Exercise requirements: The required result is each line of the entries below containing the string "period".

━━━━━━━━━━━━━━━━

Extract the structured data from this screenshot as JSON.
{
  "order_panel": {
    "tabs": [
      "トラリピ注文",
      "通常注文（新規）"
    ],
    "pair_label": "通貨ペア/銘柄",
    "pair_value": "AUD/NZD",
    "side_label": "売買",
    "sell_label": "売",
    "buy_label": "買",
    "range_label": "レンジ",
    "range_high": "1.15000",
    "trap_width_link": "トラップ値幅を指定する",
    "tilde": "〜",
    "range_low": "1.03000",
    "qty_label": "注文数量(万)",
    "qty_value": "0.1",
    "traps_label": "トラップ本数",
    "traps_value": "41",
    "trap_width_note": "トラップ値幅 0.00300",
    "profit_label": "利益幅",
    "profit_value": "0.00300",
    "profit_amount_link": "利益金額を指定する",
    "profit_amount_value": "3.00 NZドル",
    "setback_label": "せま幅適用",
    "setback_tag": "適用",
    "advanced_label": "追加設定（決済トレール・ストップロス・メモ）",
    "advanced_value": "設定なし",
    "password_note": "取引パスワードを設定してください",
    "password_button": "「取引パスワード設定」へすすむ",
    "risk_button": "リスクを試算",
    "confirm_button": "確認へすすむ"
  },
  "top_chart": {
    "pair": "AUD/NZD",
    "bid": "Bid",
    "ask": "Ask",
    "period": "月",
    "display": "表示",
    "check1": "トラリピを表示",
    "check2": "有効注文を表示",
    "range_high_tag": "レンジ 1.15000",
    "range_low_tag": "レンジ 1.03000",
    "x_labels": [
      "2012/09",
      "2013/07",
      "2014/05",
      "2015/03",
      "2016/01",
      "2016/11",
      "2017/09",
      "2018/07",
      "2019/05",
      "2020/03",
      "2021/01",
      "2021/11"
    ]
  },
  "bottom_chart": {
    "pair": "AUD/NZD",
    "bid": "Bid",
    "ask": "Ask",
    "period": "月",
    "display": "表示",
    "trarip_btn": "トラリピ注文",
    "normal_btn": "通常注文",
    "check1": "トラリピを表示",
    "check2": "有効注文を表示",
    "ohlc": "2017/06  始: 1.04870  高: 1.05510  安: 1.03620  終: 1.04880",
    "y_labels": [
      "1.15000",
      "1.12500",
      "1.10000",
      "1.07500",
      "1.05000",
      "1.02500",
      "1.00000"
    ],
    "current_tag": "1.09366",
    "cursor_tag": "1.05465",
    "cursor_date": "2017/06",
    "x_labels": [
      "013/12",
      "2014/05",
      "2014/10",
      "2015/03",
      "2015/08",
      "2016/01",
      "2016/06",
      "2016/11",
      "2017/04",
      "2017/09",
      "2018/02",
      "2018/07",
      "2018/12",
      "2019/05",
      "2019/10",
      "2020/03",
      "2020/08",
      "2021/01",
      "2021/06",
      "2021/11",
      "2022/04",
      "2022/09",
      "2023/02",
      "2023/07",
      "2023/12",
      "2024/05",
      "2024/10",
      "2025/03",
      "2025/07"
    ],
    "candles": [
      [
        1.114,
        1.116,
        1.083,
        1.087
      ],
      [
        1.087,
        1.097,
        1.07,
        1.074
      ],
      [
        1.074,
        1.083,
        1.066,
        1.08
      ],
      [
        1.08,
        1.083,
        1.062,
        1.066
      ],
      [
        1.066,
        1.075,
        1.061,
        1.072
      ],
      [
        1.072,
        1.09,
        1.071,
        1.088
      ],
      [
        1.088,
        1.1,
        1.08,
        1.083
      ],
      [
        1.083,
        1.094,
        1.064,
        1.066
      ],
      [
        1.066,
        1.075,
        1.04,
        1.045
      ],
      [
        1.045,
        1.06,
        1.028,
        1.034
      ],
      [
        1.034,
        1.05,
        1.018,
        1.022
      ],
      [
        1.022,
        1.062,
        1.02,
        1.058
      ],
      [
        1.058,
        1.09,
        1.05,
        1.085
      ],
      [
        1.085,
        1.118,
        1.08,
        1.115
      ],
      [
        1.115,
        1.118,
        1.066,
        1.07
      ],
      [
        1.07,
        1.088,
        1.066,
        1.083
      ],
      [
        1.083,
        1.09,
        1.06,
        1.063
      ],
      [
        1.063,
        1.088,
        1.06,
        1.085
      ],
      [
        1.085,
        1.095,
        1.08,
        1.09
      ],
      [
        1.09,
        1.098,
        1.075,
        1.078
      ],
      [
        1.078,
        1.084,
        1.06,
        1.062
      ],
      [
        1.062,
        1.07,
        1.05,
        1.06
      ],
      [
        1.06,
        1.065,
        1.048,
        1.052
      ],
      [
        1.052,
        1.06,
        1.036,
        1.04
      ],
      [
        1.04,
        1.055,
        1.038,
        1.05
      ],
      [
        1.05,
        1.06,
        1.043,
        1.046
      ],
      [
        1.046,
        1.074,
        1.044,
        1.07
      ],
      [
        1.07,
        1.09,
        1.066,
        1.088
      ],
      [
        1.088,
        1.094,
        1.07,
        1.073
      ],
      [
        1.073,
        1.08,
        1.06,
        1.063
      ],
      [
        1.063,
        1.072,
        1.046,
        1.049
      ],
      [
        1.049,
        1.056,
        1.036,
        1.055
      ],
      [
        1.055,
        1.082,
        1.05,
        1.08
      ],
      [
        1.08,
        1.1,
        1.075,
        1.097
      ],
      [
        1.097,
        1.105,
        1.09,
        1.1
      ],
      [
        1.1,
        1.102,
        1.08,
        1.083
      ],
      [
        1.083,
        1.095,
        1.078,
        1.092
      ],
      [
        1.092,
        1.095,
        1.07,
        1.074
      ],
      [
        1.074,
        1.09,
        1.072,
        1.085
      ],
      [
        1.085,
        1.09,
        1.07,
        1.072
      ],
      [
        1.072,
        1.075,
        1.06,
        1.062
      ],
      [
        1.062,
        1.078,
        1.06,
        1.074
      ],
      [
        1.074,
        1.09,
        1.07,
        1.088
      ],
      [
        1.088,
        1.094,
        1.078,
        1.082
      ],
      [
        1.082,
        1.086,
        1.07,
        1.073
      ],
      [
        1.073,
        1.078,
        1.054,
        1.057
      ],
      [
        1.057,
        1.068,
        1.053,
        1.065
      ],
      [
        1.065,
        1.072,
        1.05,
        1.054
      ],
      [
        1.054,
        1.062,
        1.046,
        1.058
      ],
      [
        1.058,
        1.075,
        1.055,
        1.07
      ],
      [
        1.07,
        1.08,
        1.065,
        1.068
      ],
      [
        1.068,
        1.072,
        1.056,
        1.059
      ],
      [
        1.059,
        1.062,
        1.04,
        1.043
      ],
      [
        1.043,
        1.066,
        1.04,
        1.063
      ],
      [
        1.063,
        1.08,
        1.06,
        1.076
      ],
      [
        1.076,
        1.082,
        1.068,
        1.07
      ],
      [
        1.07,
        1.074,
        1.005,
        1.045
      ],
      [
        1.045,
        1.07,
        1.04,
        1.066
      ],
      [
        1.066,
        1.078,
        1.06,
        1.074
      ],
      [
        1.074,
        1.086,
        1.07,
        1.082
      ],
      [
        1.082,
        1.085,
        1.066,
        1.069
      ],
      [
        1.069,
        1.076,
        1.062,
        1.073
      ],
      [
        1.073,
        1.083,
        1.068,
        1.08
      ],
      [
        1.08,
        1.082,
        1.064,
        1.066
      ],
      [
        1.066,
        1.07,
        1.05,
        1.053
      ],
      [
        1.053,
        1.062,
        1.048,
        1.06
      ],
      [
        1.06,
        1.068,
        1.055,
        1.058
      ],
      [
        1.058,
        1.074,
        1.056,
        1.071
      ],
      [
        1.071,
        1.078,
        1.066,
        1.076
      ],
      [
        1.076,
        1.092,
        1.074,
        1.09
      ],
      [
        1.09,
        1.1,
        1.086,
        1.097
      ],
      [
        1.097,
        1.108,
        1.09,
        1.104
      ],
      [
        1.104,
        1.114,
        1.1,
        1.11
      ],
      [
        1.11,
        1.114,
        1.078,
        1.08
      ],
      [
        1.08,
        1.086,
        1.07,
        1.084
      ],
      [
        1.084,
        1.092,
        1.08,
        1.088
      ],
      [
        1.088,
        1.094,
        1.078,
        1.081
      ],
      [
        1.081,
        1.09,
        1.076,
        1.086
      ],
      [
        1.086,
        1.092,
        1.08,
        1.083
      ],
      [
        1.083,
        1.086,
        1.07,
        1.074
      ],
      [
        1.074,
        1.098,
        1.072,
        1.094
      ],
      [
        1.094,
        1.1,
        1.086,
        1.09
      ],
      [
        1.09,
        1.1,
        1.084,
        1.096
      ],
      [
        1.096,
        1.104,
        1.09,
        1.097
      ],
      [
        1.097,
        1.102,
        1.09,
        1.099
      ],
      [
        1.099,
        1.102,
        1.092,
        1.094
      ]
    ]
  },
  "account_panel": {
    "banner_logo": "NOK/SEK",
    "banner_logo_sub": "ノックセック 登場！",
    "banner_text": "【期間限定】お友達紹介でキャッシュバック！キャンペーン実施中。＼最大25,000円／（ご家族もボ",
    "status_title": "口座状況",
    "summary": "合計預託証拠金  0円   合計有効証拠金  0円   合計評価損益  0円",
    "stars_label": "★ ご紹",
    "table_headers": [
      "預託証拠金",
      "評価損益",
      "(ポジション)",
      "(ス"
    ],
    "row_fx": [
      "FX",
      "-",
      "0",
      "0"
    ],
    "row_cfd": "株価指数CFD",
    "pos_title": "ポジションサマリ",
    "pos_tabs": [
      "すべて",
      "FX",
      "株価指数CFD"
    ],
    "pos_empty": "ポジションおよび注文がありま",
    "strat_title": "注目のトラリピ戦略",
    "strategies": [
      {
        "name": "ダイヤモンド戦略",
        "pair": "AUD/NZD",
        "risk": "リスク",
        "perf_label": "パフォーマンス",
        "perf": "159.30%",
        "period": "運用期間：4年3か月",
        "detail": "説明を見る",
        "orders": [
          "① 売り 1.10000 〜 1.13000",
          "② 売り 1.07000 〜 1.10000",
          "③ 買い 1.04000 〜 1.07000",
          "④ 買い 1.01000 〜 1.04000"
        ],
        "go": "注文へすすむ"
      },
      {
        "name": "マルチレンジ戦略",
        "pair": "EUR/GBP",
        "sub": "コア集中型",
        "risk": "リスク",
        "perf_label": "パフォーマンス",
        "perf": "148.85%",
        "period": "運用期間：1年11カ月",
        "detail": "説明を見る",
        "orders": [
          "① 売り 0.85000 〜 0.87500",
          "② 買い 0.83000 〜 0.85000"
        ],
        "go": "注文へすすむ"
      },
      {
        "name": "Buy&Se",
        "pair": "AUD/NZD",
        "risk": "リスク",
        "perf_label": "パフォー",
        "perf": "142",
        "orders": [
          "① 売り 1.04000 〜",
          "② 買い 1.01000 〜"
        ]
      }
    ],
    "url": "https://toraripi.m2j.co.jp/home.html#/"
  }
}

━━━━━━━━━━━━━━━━

Answer section:
    "period": "月",
    "period": "月",
        "period": "運用期間：4年3か月",
        "period": "運用期間：1年11カ月",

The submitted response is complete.